MANCHESTER—Twelve days ago, Ian Connor outkicked Kenyans Eric Chirchir and Patrick Nthiwa to win the Richmond Marathon 8K.
He could barely walk for three days afterward.
This time, Nthiwa - aware of Connor's kick - got ahead of him a little earlier. Then he outkicked Chirchir in the final 100 meters of the 4.748-mile race. He won in 22:16, a second ahead of Chirchir.
It was the second time in five days Nthiwa, 22, had beaten Chirchir, 21, by a second. The two raced Sunday at the Philadelphia Marathon 8K, which Nthiwa won.
Karl Keska of England finished third (22:20) and Connor, of Blowing Rock, N.C., was fourth (22:25).
"After Richmond, I've been struggling to try to get my legs together for this race," said Connor, 25, a former Ohio State steeplechaser who ran in the Olympic 1,500 meter trials this summer.
Nthiwa became the first back-to-back winner since Phillimon Hanneck in 1994-95.
Providence College senior Kim Smith of New Zealand, who won the NCAA cross country championship Monday in Terre Haute, Ind., won her Manchester debut in 24:47. Five-time winner Amy Rudolph of Providence was second (25:14) and Laura O'Neill of New Haven was third (25:19).
Defending women's champion and course record holder Emilie Mondor of Canada dropped out after 2 miles because of a sore right ankle.
Smith's college eligibility ended Monday. Thursday was her first race as a professional runner. She will graduate from Providence College in May.
"I was worried I'd be a bit tired from Monday," said Smith, 23. "But my legs seem to have recovered well."
Smith dueled with Mondor early on Highland Street, leading a pack of 10 up the hill, but broke away toward the top.
"She's so strong," said Rudolph, a 1995 Providence graduate. "I knew she would come here and be right in the mix of things."
About 11,000 started the race. There were 8,836 official finishers. Temperatures were warm for Thanksgiving: It was 57 degrees and humid at the start.
That might have affected the times. Nthiwa ran 39 seconds slower than his winning time last year.
Unlike Chirchir, who didn't get to see the course because he got in late Wednesday night, Nthiwa knew the quirky nature of the finish.
"When you turn the last corner, you think the finish is right there, but it's not," Nthiwa said. "So you have to focus on how you can get to the finish because last year it was like, `This finish is very near.' Today I knew that, `No, I have to wait.'"

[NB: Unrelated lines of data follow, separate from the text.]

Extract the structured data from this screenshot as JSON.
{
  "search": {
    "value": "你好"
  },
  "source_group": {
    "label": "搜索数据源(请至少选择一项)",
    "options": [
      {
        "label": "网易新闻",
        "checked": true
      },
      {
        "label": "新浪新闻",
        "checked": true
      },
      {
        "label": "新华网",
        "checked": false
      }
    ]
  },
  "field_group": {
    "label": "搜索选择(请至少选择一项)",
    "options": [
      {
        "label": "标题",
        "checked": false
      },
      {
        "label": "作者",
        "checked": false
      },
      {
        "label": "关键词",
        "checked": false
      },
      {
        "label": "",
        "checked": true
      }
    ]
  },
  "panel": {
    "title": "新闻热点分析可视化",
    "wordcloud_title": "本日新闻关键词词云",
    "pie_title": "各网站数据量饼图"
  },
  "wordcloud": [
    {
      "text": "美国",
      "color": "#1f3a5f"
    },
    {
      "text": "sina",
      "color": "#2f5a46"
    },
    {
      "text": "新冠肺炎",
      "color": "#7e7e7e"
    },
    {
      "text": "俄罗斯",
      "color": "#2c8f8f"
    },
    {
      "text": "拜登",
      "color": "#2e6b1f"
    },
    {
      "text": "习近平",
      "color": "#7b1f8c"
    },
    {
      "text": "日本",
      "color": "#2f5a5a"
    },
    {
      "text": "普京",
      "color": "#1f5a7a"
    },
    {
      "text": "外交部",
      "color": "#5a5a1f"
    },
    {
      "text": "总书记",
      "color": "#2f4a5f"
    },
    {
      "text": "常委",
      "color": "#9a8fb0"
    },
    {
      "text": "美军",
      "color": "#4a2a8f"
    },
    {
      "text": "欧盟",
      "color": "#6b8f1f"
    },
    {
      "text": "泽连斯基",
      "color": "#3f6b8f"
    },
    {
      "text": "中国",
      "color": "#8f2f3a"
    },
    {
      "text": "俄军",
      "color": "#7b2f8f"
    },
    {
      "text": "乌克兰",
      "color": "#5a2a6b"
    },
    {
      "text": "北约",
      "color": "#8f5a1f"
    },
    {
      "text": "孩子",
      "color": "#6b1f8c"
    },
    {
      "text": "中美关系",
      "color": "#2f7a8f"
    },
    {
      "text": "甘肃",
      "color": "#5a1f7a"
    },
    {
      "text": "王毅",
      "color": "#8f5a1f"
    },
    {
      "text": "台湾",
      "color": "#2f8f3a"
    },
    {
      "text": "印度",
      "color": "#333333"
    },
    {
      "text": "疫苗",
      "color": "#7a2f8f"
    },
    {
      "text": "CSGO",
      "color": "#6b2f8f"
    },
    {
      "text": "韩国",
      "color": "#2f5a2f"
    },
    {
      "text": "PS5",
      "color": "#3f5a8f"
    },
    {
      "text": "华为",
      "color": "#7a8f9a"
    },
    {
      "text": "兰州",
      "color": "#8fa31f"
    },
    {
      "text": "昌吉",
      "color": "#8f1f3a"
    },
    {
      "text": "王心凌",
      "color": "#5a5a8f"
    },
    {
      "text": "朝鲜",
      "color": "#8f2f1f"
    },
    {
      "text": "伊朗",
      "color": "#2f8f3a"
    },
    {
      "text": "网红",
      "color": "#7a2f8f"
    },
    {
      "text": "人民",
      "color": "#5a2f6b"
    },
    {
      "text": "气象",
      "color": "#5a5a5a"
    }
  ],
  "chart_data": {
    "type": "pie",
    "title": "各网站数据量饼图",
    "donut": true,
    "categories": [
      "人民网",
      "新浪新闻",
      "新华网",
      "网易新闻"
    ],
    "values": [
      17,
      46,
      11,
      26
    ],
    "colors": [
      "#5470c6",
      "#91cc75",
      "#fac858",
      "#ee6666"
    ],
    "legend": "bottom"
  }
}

A large pack went through the first mile in 4:38. Teddy Mitchell of Albuquerque, N.M., who finished eighth, led briefly. But Nthiwa took the lead at the top of the hill. He looked around, saw Chirchir and said, "Come on, let's go."
Keska and Connor went with them. The two Kenyans stayed slightly ahead until they all turned onto Main Street and the real race began.
"It was a difficult situation. I was 10 yards back with a quarter mile to go," said Keska, 30, who lives in Portland, Ore., and was running his first race in a year coming off a stress fracture. "I thought I had a chance of coming back at them, but they found another gear, as often is the case. And I didn't have that other gear."
Neither did Connor, although he was pleased with the race.
"I was actually surprised at the amount of efficiency I had," he said.
Nthiwa was worried about him. He kept looking around to see where Connor was. When Chirchir began to move, he had to go with him, even though it was a little early.
"I couldn't give him a chance to break from me and then still be there with him [at the end]," Nthiwa said.
Although he didn't have an elite number, Chirchir enjoyed the race and the local hospitality and said he would be back. He and a friend went to the Café on Main earlier in the morning. They told him if he placed in the top 10 to come back for some free food. He was heading back there.